**Orthographic
projection** can be described as a method of representing three-dimensional
objects, usually by three two-dimensional drawings in each of which the object
is viewed along parallel lines that are perpendicular to the plane of the
drawing.

**Oblique projection**is a simple type of technical drawing of graphical projection used for
producing two-dimensional images of three-dimensional objects in which the
projection lines are not orthogonal to the projection line.

In both oblique projection and orthographic projection, parallel lines of the source object produce parallel lines in the projected image. The projectors in oblique projection intersect the projection plane at an oblique angle to produce the projected image, as opposed to the perpendicular angle used in orthographic projection.

### What You Need To Know About Orthographic Projection

- Orthographic projection is a method of projection in which an object is depicted using parallel lines to project its outline on a plane. For example, an orthographic projection of a house typically consists of a top view or plan and a front view and one side view (front and side elevations).
- Orthographic projection can also be described as a two-dimensional graphic representation of an object in which the projecting lines are at right angles to the plane of the projection.
- Orthographic projection can also be referred to as orthogonal projection.
- It is a form of parallel projection
- In orthographic projection, the projector lines intersect the plane being projected on to at a perpendicular angle (thus, they are orthogonal).
- Typically, an orthographic projection drawing consists of three different views: a front view, a top view and a side view. Other names for these views are plan, elevation and section. Occasionally, more views are used for clarity. The side view is usually the right side, but if the left side is used, it is noted in the drawing.
- Orthographic projection can be subdivided into
three categories:
**isometric, diametric and trimetric projection.** - An orthographic drawing is a clear, detailed way to represent the image of an object. It may be used by engineers, designers, architects and technical artists to help a manufacturer understand the specifics of a product that needs to be created.
- A lens providing an orthographic projection is referred to as an object-space telecentric lens.
- When principal planes or axes of an object are not parallel within the projection plane, but are rather tilted to reveal multiple sides of the object, the projection is referred to as axonometric projection.

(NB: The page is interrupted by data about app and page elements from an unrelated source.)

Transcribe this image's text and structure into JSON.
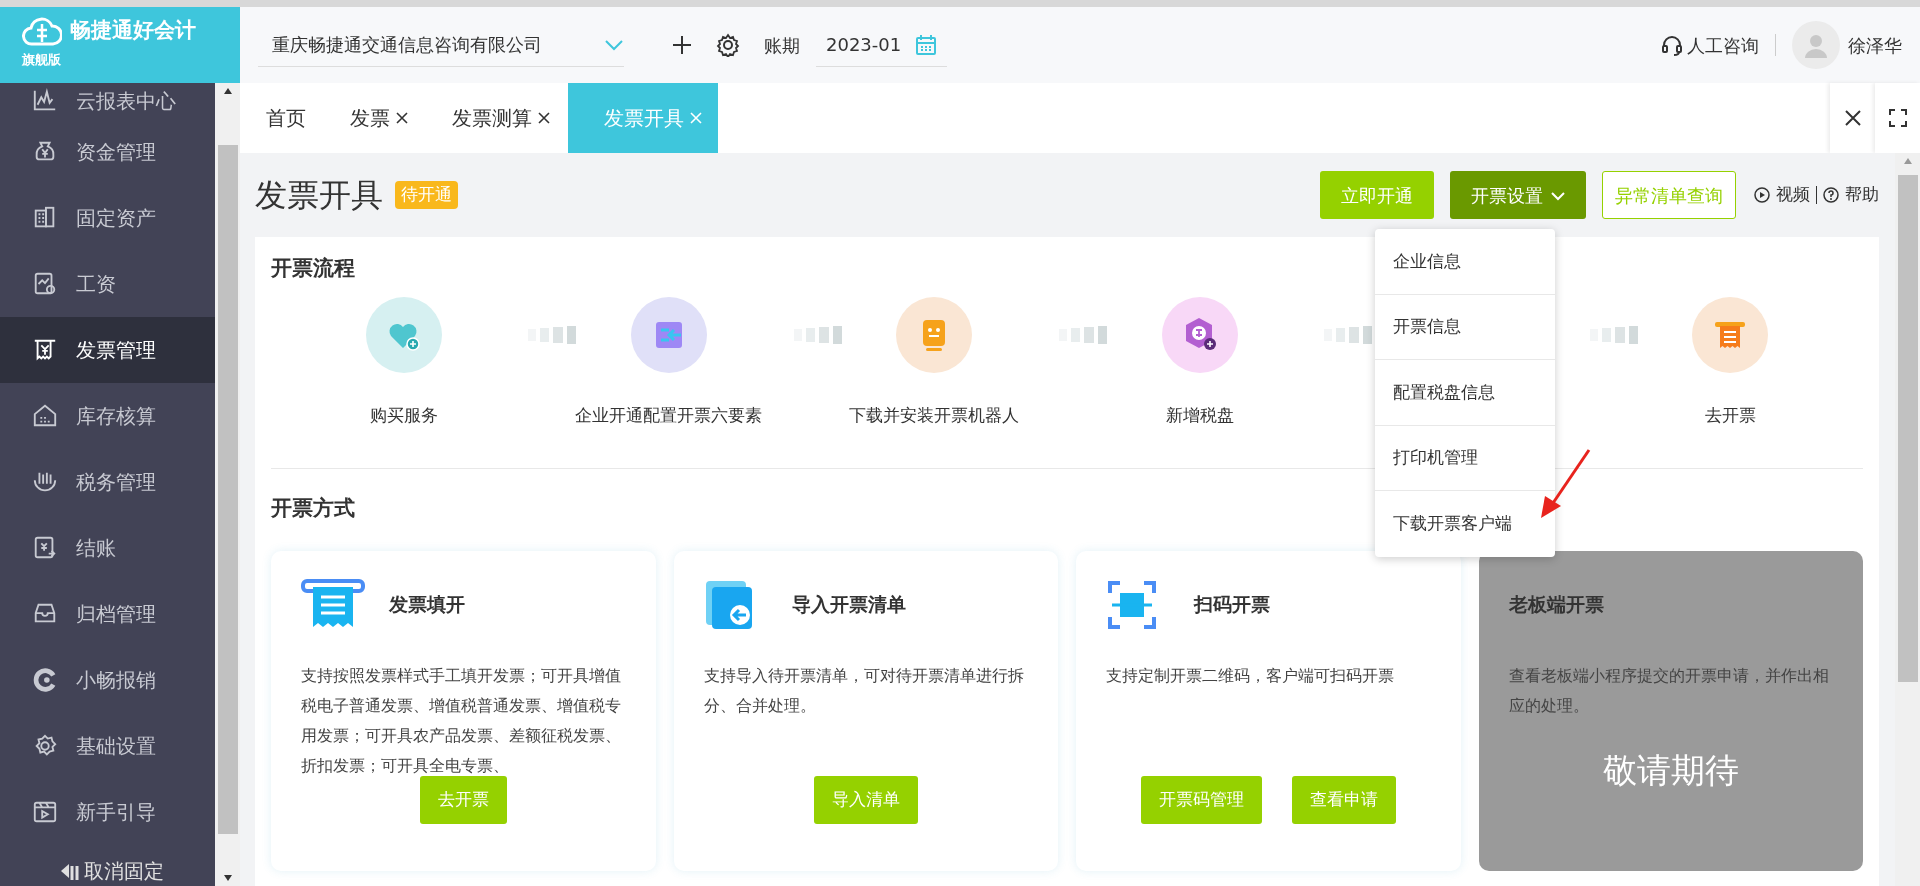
{
  "app": {
    "name": "畅捷通好会计",
    "edition": "旗舰版"
  },
  "topbar": {
    "company": "重庆畅捷通交通信息咨询有限公司",
    "period_label": "账期",
    "period": "2023-01",
    "support": "人工咨询",
    "user": "徐泽华"
  },
  "sidebar": {
    "items": [
      {
        "label": "云报表中心",
        "selected": false
      },
      {
        "label": "资金管理",
        "selected": false
      },
      {
        "label": "固定资产",
        "selected": false
      },
      {
        "label": "工资",
        "selected": false
      },
      {
        "label": "发票管理",
        "selected": true
      },
      {
        "label": "库存核算",
        "selected": false
      },
      {
        "label": "税务管理",
        "selected": false
      },
      {
        "label": "结账",
        "selected": false
      },
      {
        "label": "归档管理",
        "selected": false
      },
      {
        "label": "小畅报销",
        "selected": false
      },
      {
        "label": "基础设置",
        "selected": false
      },
      {
        "label": "新手引导",
        "selected": false
      }
    ],
    "unpin": "取消固定"
  },
  "tabs": [
    {
      "label": "首页",
      "closable": false,
      "selected": false
    },
    {
      "label": "发票",
      "closable": true,
      "selected": false
    },
    {
      "label": "发票测算",
      "closable": true,
      "selected": false
    },
    {
      "label": "发票开具",
      "closable": true,
      "selected": true
    }
  ],
  "page": {
    "title": "发票开具",
    "badge": "待开通",
    "buttons": [
      {
        "label": "立即开通",
        "kind": "primary"
      },
      {
        "label": "开票设置",
        "kind": "dropdown"
      },
      {
        "label": "异常清单查询",
        "kind": "outline"
      }
    ],
    "video": "视频",
    "help": "帮助"
  },
  "dropdown": {
    "items": [
      "企业信息",
      "开票信息",
      "配置税盘信息",
      "打印机管理",
      "下载开票客户端"
    ]
  },
  "flow": {
    "title": "开票流程",
    "steps": [
      {
        "label": "购买服务",
        "color": "#d6f0f1"
      },
      {
        "label": "企业开通配置开票六要素",
        "color": "#e0e0f8"
      },
      {
        "label": "下载并安装开票机器人",
        "color": "#fae6d4"
      },
      {
        "label": "新增税盘",
        "color": "#f8d8f7"
      },
      {
        "label": "去开票",
        "color": "#fae6d4"
      }
    ]
  },
  "methods": {
    "title": "开票方式",
    "cards": [
      {
        "kind": "active",
        "title": "发票填开",
        "desc": "支持按照发票样式手工填开发票；可开具增值税电子普通发票、增值税普通发票、增值税专用发票；可开具农产品发票、差额征税发票、折扣发票；可开具全电专票、",
        "buttons": [
          "去开票"
        ]
      },
      {
        "kind": "active",
        "title": "导入开票清单",
        "desc": "支持导入待开票清单，可对待开票清单进行拆分、合并处理。",
        "buttons": [
          "导入清单"
        ]
      },
      {
        "kind": "active",
        "title": "扫码开票",
        "desc": "支持定制开票二维码，客户端可扫码开票",
        "buttons": [
          "开票码管理",
          "查看申请"
        ]
      },
      {
        "kind": "disabled",
        "title": "老板端开票",
        "desc": "查看老板端小程序提交的开票申请，并作出相应的处理。",
        "overlay": "敬请期待"
      }
    ]
  }
}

### What You Need To Know About Oblique Projection

- Oblique projection is a simple type of technical drawing of graphical projection used for producing two-dimensional images of three-dimensional objects.
- Oblique projection can also be described as a parallel projection in which the projection lines are not orthogonal to the projection line.
- Oblique projection is a form of parallel projection.
- Usually, the presence of one or more 90
^{o }angles within a pictorial image is usually a good indication that the perspective is oblique. - In oblique projection, the projector lines form oblique angles (non-right angles) with the projection plane.
- There are two types of oblique projections:
Cavalier and Cabinet. The Cavelier projection makes 45
^{o}angle with projection plane whereas In Cabinet projection, the projection of a line perpendicular to the view plane has the same length as the line itself. - Usually when drawing, all the three axes of the
oblique drawing are constructed in which one axis is horizontal and the other
is vertical while the third axis is from 30
^{o}to 60^{o}to the horizontal line. At least two views of orthographic projection are selected. - Oblique projection is commonly used in technical drawing.
- Oblique drawings are also used in engineering and design. The object is drawn with the most distinguishing features facing towards the observer, showing true shape of these features.

**Also Read:** *Difference Between Parallel And Perspective Projection*

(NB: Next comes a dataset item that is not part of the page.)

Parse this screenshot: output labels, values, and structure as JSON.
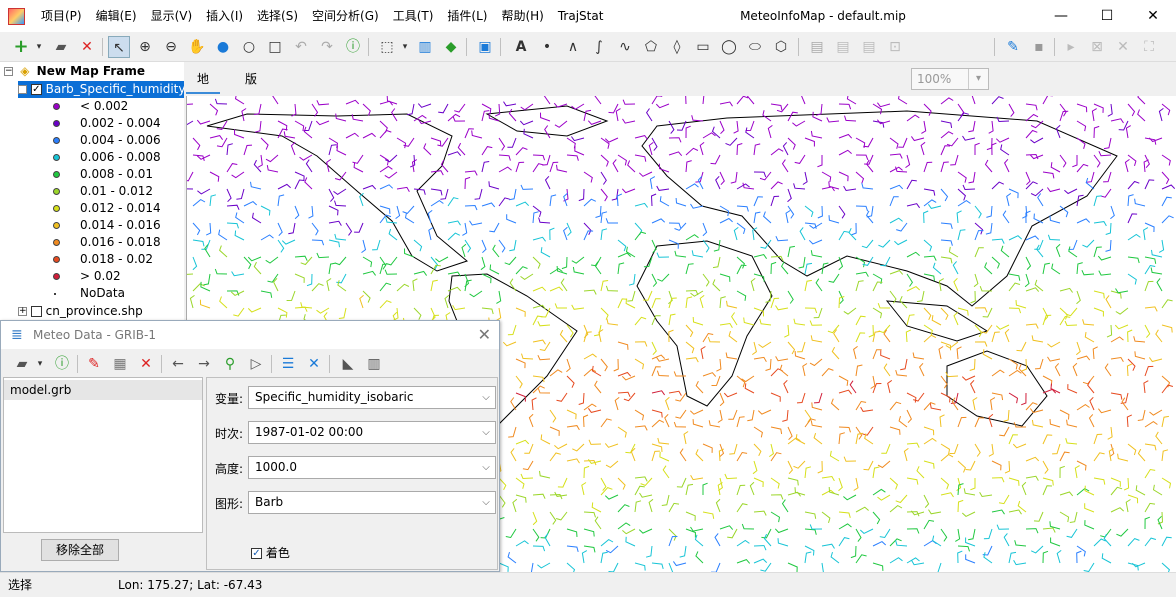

## Difference Between Orthographic And Oblique Projection In Tabular Form

BASIS OF COMPARISON | ORTHOGRAPHIC PROJECTION | OBLIQUE PROJECTION |

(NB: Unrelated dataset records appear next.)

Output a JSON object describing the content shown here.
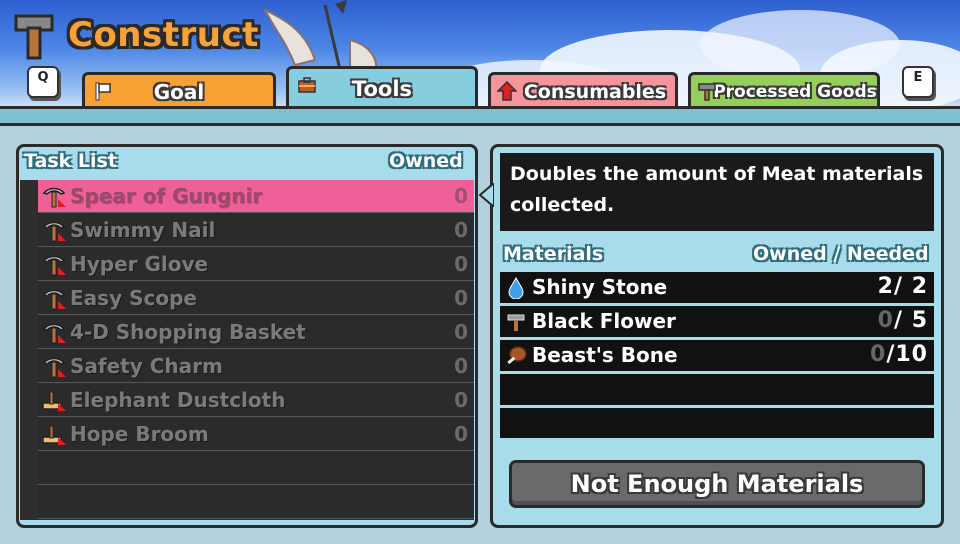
{
  "header": {
    "title": "Construct",
    "title_icon": "hammer-icon",
    "key_left": "Q",
    "key_right": "E"
  },
  "tabs": [
    {
      "label": "Goal",
      "icon": "flag-icon",
      "color": "#f7a033",
      "active": false
    },
    {
      "label": "Tools",
      "icon": "toolbox-icon",
      "color": "#86cde0",
      "active": true
    },
    {
      "label": "Consumables",
      "icon": "up-arrow-icon",
      "color": "#f5949a",
      "active": false
    },
    {
      "label": "Processed Goods",
      "icon": "hammer-icon",
      "color": "#93cf5a",
      "active": false
    }
  ],
  "task_list": {
    "header_label": "Task List",
    "owned_label": "Owned",
    "items": [
      {
        "name": "Spear of Gungnir",
        "owned": "0",
        "icon": "pickaxe-icon",
        "selected": true
      },
      {
        "name": "Swimmy Nail",
        "owned": "0",
        "icon": "pickaxe-icon"
      },
      {
        "name": "Hyper Glove",
        "owned": "0",
        "icon": "pickaxe-icon"
      },
      {
        "name": "Easy Scope",
        "owned": "0",
        "icon": "pickaxe-icon"
      },
      {
        "name": "4-D Shopping Basket",
        "owned": "0",
        "icon": "pickaxe-icon"
      },
      {
        "name": "Safety Charm",
        "owned": "0",
        "icon": "pickaxe-icon"
      },
      {
        "name": "Elephant Dustcloth",
        "owned": "0",
        "icon": "broom-icon"
      },
      {
        "name": "Hope Broom",
        "owned": "0",
        "icon": "broom-icon"
      }
    ]
  },
  "detail": {
    "description": "Doubles the amount of Meat materials collected.",
    "materials_label": "Materials",
    "owned_needed_label": "Owned / Needed",
    "materials": [
      {
        "name": "Shiny Stone",
        "owned": "2",
        "needed": "2",
        "icon": "water-drop-icon"
      },
      {
        "name": "Black Flower",
        "owned": "0",
        "needed": "5",
        "icon": "hammer-icon"
      },
      {
        "name": "Beast's Bone",
        "owned": "0",
        "needed": "10",
        "icon": "meat-icon"
      }
    ],
    "action_button": "Not Enough Materials"
  }
}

Description | Orthographic projection can also be described as a two-dimensional graphic representation of an object in which the projecting lines are at right angles to the plane of the projection. | Oblique projection can also be described as a parallel projection in which the projection lines are not orthogonal to the projection line. |

Form | It is a form of parallel projection | Oblique projection is a form of parallel projection. |

Types | Isometric Projection Diametric Projection Trimetric projection | Cavalier Projection Cabinet Projection |

Projector Lines | The projector lines intersect the plane being projected on to at a perpendicular angle (thus, they are orthogonal). | The projector lines form oblique angles (non-right angles) with the projection plane. |

Application | Used by engineers, designers, architects and technical artists. | Commonly used in technical drawing. |